*Data:*
++++

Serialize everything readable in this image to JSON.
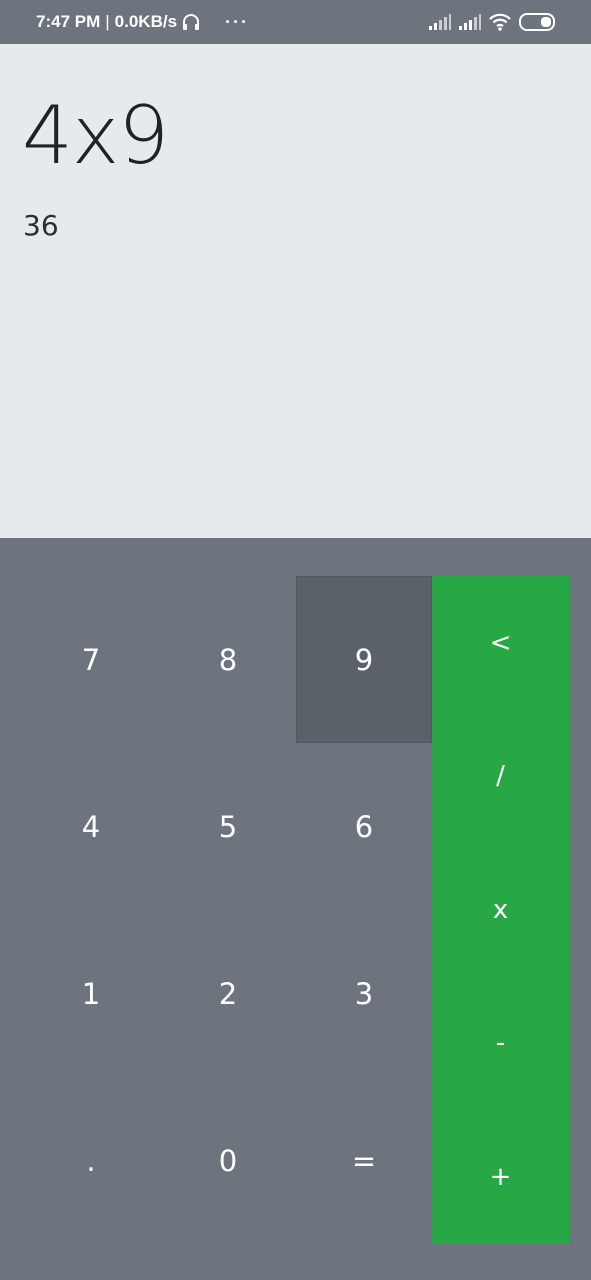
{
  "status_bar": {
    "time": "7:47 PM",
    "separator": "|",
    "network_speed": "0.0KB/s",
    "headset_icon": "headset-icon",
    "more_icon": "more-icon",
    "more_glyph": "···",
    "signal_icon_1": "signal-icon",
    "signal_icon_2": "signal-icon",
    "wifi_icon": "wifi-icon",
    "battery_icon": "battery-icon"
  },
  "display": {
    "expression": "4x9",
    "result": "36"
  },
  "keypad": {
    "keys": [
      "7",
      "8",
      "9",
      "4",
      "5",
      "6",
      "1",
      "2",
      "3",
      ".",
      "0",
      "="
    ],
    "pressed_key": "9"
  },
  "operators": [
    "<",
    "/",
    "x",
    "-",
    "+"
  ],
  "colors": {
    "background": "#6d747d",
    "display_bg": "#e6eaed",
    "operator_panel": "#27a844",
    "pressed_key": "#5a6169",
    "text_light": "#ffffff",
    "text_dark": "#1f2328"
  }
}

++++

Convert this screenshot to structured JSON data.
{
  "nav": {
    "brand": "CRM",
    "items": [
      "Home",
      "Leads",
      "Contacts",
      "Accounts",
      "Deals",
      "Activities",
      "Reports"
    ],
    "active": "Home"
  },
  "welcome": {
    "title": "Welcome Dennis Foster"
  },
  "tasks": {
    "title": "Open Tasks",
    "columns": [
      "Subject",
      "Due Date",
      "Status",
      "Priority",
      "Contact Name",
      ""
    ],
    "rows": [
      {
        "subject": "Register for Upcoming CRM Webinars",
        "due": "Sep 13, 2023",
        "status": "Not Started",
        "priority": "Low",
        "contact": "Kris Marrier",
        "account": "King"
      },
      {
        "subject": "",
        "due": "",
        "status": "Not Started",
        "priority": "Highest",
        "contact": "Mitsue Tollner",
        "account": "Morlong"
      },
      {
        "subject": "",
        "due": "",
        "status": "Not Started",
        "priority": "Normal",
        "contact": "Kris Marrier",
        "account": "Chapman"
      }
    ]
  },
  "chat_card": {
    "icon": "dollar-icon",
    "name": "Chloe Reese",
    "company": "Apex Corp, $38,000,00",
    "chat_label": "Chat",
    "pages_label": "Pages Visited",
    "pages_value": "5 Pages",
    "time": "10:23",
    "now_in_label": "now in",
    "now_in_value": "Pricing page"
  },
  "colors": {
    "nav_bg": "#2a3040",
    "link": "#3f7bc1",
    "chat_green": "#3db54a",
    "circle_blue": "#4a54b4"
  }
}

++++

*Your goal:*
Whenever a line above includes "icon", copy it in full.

*Answer to the problem:*
    "headset_icon": "headset-icon",
    "more_icon": "more-icon",
    "signal_icon_1": "signal-icon",
    "signal_icon_2": "signal-icon",
    "wifi_icon": "wifi-icon",
    "battery_icon": "battery-icon"
    "icon": "dollar-icon",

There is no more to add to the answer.